Follow Us

Facebooktwitterrss
≡ Menu

Confrontation – “Testimonial” Statement – Generally: “Broad” Definition Applies – Solicitation by Police not Absolutely Necessary

State v. Mark D. Jensen, 2007 WI 26, on bypass
For Jensen: Craig W. Albee

Issue/Holding:

¶24      We note that there is support for the proposition that the hallmark of testimonial statements is whether they are made at the request or suggestion of the police. See State v. Barnes, 854 A.2d 208, 211 ( Me. 2004). In our view, however, the Sixth Circuit’s decision in United States v. Cromer, 389 F.3d 662 (6th Cir. 2004), aptly describes why such an inquiry is insufficient under Crawford:

Indeed, the danger to a defendant might well be greater if the statement introduced at trial, without a right of confrontation, is a statement volunteered to police rather than a statement elicited through formalized police interrogation. One can imagine the temptation that someone who bears a grudge might have to volunteer to police, truthfully or not, information of the commission of a crime, especially when that person is assured he will not be subject to confrontation. . . . If the judicial system only requires cross-examination when someone has formally served as a witness against a defendant, then witnesses and those who deal with them will have every incentive to ensure that testimony is given informally. The proper inquiry, then, is whether the declarant intends to bear testimony against the accused. That intent, in turn, may be determined by querying whether a reasonable person in the declarant’s position would anticipate his statement being used against the accused in investigating and prosecuting the crime.

Id. at 675. Thus, we believe a broad definition of testimonial is required to guarantee that the right to confrontation is preserved. That is, we do not agree with the State’s position that the government needs to be involved in the creation of the statement. [8] We believe such a narrow definition of testimonial could create situations where a declarant could nefariously incriminate a defendant.


[8]  We note that recently in State v. Hemphill, 2005 WI App 248, 287 Wis. 2d 600, 707 N.W.2d 313, the court of appeals held that a declarant’s spontaneous statement to responding police officers implicating the defendants in a crime was deemed nontestimonial. The court reasoned, in part as follows:

The statement made by [the declarant] in the instant case does not fall into any of the identified categories of “testimonial” statements. This was not a statement extracted by the police with the intent that it would be used later at trial. It was not an interrogation situation. [The declarant] offered the statement without any solicitation from police. It was a spontaneous statement made to a responding police officer. Like the foreign cases cited by the State in its brief, the [declarant’s] statement was offered unsolicited by the victim or witness, and was not generated by the desire of the prosecution or police to seek evidence against a particular subject.

Id., ¶11. We do not read Crawford in such a restrictive light. Under the definition of testimonial adopted today we must overrule Hemphill.

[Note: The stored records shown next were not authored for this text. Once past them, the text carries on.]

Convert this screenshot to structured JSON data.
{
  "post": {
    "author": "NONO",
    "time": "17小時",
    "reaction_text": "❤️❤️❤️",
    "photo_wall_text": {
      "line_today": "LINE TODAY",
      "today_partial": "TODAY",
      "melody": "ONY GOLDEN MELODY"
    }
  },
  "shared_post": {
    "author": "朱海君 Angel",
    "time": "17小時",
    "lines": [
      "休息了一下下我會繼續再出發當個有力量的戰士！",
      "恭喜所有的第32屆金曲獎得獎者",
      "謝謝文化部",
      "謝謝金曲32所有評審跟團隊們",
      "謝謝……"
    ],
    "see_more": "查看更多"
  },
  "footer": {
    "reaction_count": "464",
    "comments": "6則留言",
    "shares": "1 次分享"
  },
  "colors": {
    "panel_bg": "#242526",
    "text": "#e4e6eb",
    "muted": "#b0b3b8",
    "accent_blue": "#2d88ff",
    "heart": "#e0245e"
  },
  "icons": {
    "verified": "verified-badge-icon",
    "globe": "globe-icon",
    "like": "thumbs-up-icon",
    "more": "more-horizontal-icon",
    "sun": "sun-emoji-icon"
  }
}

It simply isn’t possible to say precisely what implications flow from overruling Hemphill, though at minimum it would seemingly be that the mere unsolicited nature of a statement doesn’t throw it outside of confrontation analysis. The Hemphill methodology has certainly been invalidated, but the court doesn’t distinctly say that the result was therefore wrong. Hemphill, it should be noted, was an excited utterance case, 2005 WI App 248, ¶13; Jensen is not. Does this mean that Jensen has now declared all excited utterances to the police necessarily testimonial? Hard to see how, in light of Davis v. Washington. Also see State v. Ohlson, 168 P. 3d 1273 (Wn. 2007) (per se rule that excited utterance necessarily testimonial “is no longer tenable”). Rather, it probably just means that a court can’t avoid a threshold determination of whether the statement is testimonial merely because it is spontaneous. Note, as well, State v. Roberto Vargas Rodriguez, 2006 WI App 163, an excited utterance case which relied heavily on Hemphill and whose result therefore might have been thrown in doubt — except that on remand for reconsideration in light of Jensen the court “assume(d), without deciding, that the statements were testimonial,” but affirmed the result on the distinct ground of forfeiture, 2007 WI App 252, PFR denied 2/21/08.

 

Facebooktwitterlinkedinmail
{ 0 comments… add one }

Leave a Comment